Personally I don't like its eyes, I feel there are so many cichlids already available in the shops. Plus part of the appeal of fish keeping is trying to understand the fish’s natural environment and the trying to recreate that in the aquarium. However I find the anger surrounding this fish is a little odd, Man has been selectively breeding fish for years. Just look at the Guppies for example, the Guppies we see in shops are far more colourful and with longer tails than the wild versions.
This fish is very aggressive and will even attack humans if they put their hands in the tank. Therefore tank mates are not advisable. Some people have successfully housed other large cichlids with them, but it is risky.
They are known for their large appetites and they will readily accept most food, they particularly like meaty foods such as worms and crab.
They grow to a maximum length of 12inches if you are going to need a fairly large tank. The exact size will depend on how many you want to keep, but I would suggest a minimum size of 200 litres
The fish should ideally be kept in with a pH of between 7 and 8 and the water temperature should be between 27 and 32C.
Try to provide the fish with lots of open space for swimming, but also create some caves or wood or rocks for it.
They love digging, so any aquarium plants are unlikely to last long.

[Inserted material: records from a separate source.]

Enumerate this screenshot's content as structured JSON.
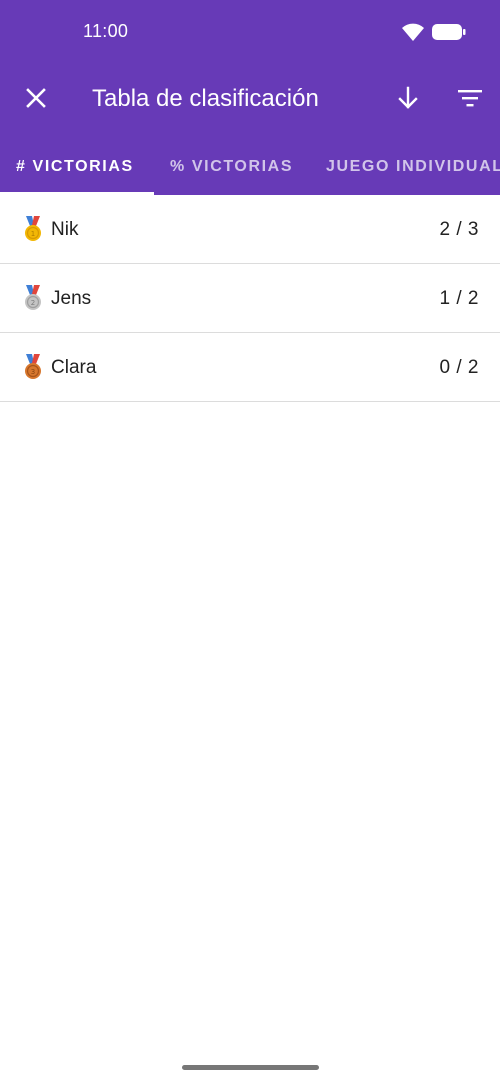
{
  "status_bar": {
    "time": "11:00",
    "icons": [
      "wifi-icon",
      "battery-icon"
    ]
  },
  "toolbar": {
    "title": "Tabla de clasificación",
    "close_icon": "close-icon",
    "sort_icon": "arrow-down-icon",
    "filter_icon": "filter-icon"
  },
  "tabs": [
    {
      "label": "# VICTORIAS",
      "selected": true
    },
    {
      "label": "% VICTORIAS",
      "selected": false
    },
    {
      "label": "JUEGO INDIVIDUAL",
      "selected": false
    }
  ],
  "leaderboard": [
    {
      "medal": "gold-medal-icon",
      "medal_color": "#f2b705",
      "name": "Nik",
      "score": "2 / 3"
    },
    {
      "medal": "silver-medal-icon",
      "medal_color": "#b8b8b8",
      "name": "Jens",
      "score": "1 / 2"
    },
    {
      "medal": "bronze-medal-icon",
      "medal_color": "#d7772e",
      "name": "Clara",
      "score": "0 / 2"
    }
  ],
  "colors": {
    "primary": "#673ab7",
    "on_primary": "#ffffff",
    "divider": "#dcdcdc",
    "text": "#222222"
  }
}
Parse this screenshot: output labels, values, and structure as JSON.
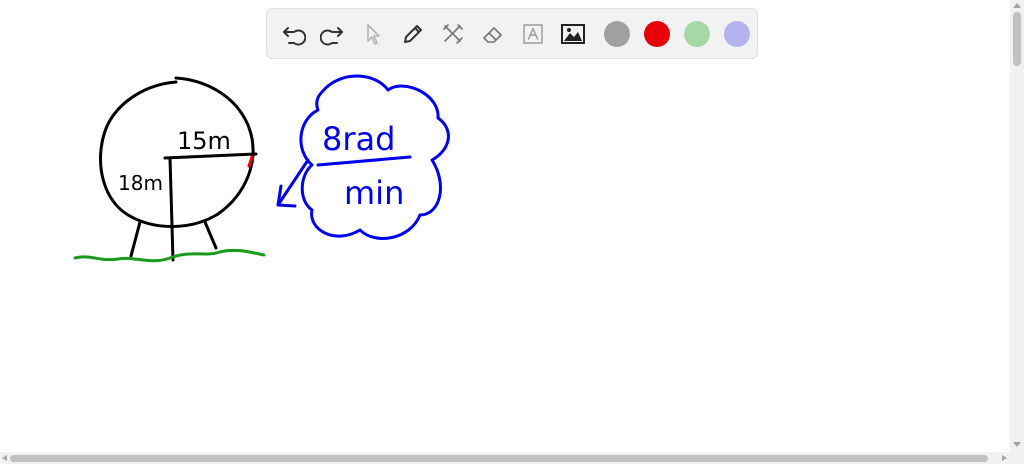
{
  "toolbar": {
    "tools": [
      "undo-icon",
      "redo-icon",
      "select-pointer-icon",
      "pen-icon",
      "tools-icon",
      "eraser-icon",
      "text-icon",
      "image-icon"
    ],
    "colors": [
      "#a0a0a0",
      "#e8000b",
      "#a6d8a6",
      "#b3b3ef"
    ]
  },
  "drawing": {
    "radius_label": "15m",
    "height_label": "18m",
    "rate_numerator": "8rad",
    "rate_denominator": "min",
    "ink_colors": {
      "black": "#000000",
      "blue": "#0000ee",
      "green": "#1a9a1a",
      "red": "#e8000b"
    }
  }
}
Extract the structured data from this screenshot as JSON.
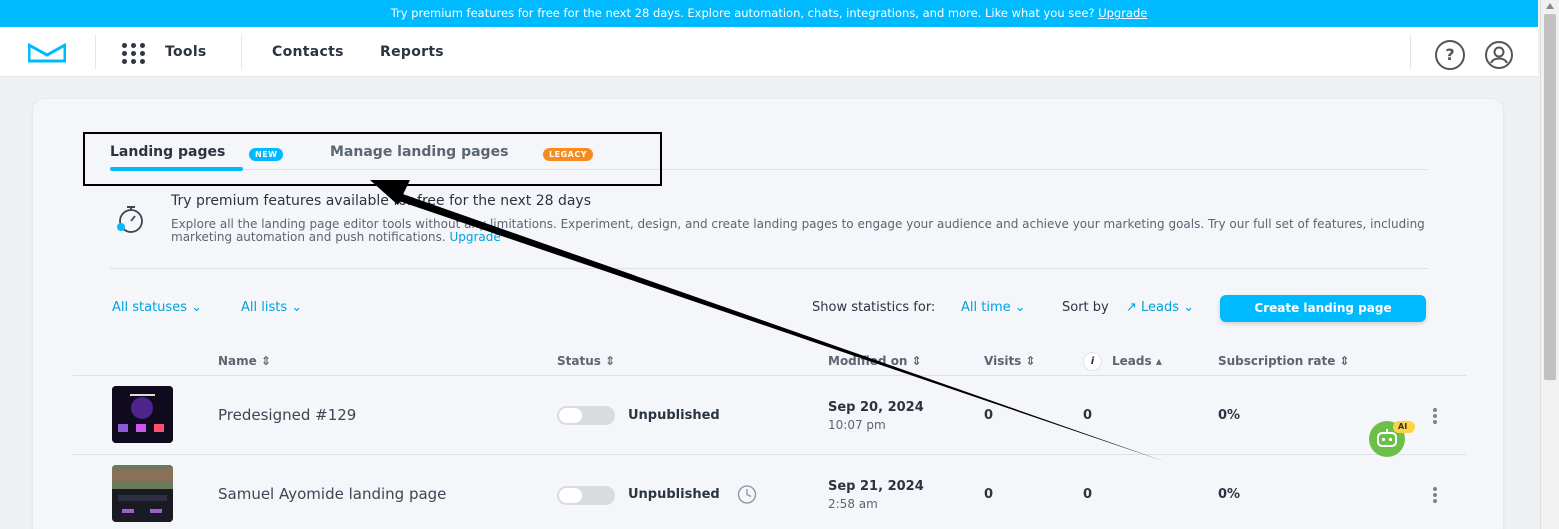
{
  "banner": {
    "text": "Try premium features for free for the next 28 days. Explore automation, chats, integrations, and more. Like what you see?",
    "link": "Upgrade"
  },
  "topbar": {
    "tools": "Tools",
    "contacts": "Contacts",
    "reports": "Reports",
    "help_glyph": "?"
  },
  "tabs": [
    {
      "label": "Landing pages",
      "badge": "NEW",
      "badge_color": "#00baff"
    },
    {
      "label": "Manage landing pages",
      "badge": "LEGACY",
      "badge_color": "#f68b1f"
    }
  ],
  "promo": {
    "title": "Try premium features available for free for the next 28 days",
    "text": "Explore all the landing page editor tools without any limitations. Experiment, design, and create landing pages to engage your audience and achieve your marketing goals. Try our full set of features, including marketing automation and push notifications.",
    "link": "Upgrade"
  },
  "filters": {
    "statuses": "All statuses",
    "lists": "All lists",
    "stats_label": "Show statistics for:",
    "stats_value": "All time",
    "sort_label": "Sort by",
    "sort_value": "Leads",
    "create_button": "Create landing page"
  },
  "table": {
    "headers": {
      "name": "Name",
      "status": "Status",
      "modified": "Modified on",
      "visits": "Visits",
      "info_glyph": "i",
      "leads": "Leads",
      "subscription": "Subscription rate"
    },
    "rows": [
      {
        "name": "Predesigned #129",
        "status": "Unpublished",
        "date": "Sep 20, 2024",
        "time": "10:07 pm",
        "visits": "0",
        "leads": "0",
        "rate": "0%"
      },
      {
        "name": "Samuel Ayomide landing page",
        "status": "Unpublished",
        "date": "Sep 21, 2024",
        "time": "2:58 am",
        "visits": "0",
        "leads": "0",
        "rate": "0%"
      }
    ]
  },
  "ai_badge": "AI",
  "colors": {
    "accent": "#00baff",
    "link": "#00a2e0",
    "legacy": "#f68b1f",
    "ai_green": "#6cc04a"
  },
  "icons": [
    "envelope-logo-icon",
    "grid-icon",
    "help-icon",
    "user-icon",
    "stopwatch-icon",
    "sort-icon",
    "chevron-down-icon",
    "trend-up-icon",
    "clock-icon",
    "kebab-icon",
    "ai-robot-icon"
  ]
}
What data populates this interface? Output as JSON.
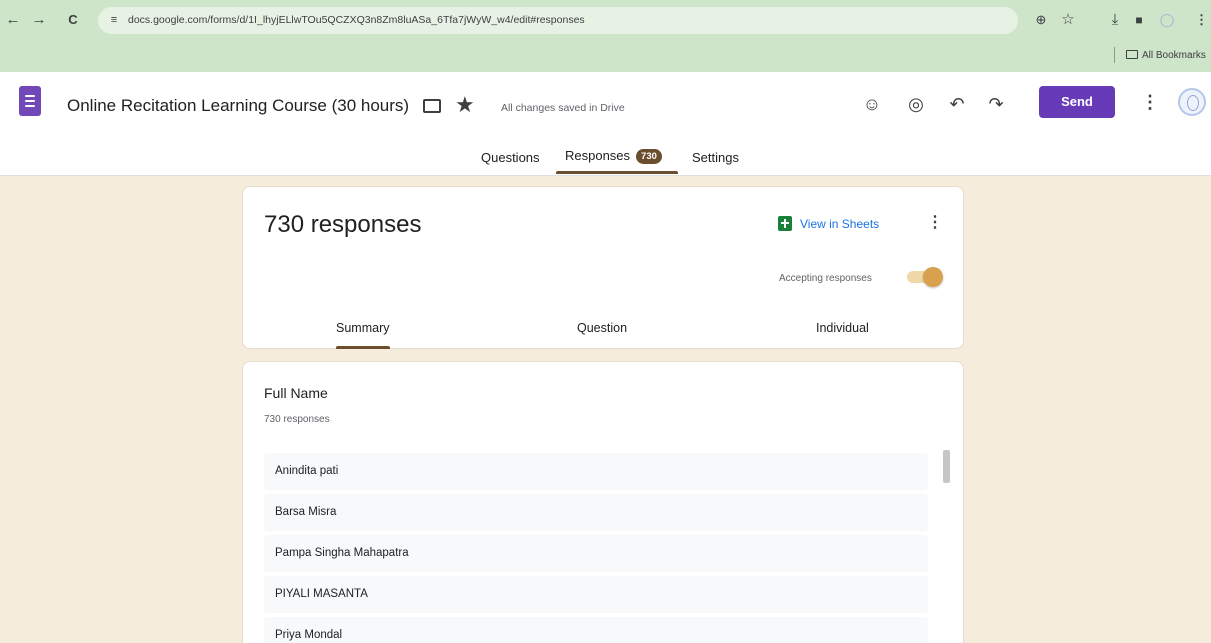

Because they eat a lot they also produce a lot of waste and therefore a powerful filter will be needed for their aquarium.Home » Cichlids » Flowerhorn Cichlids